Look through the material below for "JSON". Copy every line that contains it.

Data:

-- Opening Marker --

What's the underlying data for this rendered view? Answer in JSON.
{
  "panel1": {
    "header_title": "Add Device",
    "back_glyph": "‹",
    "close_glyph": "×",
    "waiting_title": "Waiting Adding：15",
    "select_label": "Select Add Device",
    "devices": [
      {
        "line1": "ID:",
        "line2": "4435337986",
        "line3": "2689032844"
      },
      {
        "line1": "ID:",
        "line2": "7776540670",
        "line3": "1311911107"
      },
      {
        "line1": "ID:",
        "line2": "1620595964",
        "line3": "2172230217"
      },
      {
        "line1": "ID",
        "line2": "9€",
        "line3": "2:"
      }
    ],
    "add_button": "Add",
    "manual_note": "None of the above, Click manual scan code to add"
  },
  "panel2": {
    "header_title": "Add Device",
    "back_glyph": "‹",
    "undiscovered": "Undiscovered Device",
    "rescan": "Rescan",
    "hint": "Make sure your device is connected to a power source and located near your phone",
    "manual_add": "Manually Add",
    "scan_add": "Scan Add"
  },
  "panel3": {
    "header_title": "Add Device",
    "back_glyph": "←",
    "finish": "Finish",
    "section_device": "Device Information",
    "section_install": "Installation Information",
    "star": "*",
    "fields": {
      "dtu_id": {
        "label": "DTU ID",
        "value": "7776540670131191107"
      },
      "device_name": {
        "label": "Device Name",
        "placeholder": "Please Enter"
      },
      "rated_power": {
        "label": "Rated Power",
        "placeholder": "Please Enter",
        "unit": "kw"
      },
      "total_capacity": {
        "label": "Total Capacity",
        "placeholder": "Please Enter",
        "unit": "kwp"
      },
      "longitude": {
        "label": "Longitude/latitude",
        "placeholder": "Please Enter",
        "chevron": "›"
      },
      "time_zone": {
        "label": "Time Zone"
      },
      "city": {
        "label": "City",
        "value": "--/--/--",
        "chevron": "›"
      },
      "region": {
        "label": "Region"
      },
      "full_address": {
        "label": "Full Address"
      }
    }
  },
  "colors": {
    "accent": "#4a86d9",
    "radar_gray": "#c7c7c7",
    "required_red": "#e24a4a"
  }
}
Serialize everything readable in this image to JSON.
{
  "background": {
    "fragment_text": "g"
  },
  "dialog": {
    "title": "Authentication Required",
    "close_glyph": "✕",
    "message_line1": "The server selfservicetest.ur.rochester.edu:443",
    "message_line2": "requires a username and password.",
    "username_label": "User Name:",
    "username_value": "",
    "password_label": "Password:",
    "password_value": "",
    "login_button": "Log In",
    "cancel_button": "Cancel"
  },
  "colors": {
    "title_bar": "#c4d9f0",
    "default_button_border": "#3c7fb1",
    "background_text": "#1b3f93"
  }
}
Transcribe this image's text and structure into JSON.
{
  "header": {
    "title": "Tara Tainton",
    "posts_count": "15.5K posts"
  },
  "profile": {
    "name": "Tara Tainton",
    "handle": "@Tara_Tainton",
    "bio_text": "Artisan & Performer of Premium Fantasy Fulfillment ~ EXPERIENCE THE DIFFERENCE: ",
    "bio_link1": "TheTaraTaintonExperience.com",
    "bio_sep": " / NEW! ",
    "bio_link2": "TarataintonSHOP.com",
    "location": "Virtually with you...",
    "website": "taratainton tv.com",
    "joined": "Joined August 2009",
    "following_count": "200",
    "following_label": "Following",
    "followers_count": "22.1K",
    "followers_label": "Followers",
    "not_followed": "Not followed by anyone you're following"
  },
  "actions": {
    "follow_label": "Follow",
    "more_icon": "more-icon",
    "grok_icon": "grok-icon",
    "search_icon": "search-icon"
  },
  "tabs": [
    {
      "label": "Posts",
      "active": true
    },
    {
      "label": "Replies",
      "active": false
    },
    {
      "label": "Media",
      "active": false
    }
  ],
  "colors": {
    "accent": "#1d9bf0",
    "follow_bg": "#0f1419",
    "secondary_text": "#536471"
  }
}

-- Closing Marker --

Output of the exercise:
What's the underlying data for this rendered view? Answer in JSON.
Serialize everything readable in this image to JSON.
Transcribe this image's text and structure into JSON.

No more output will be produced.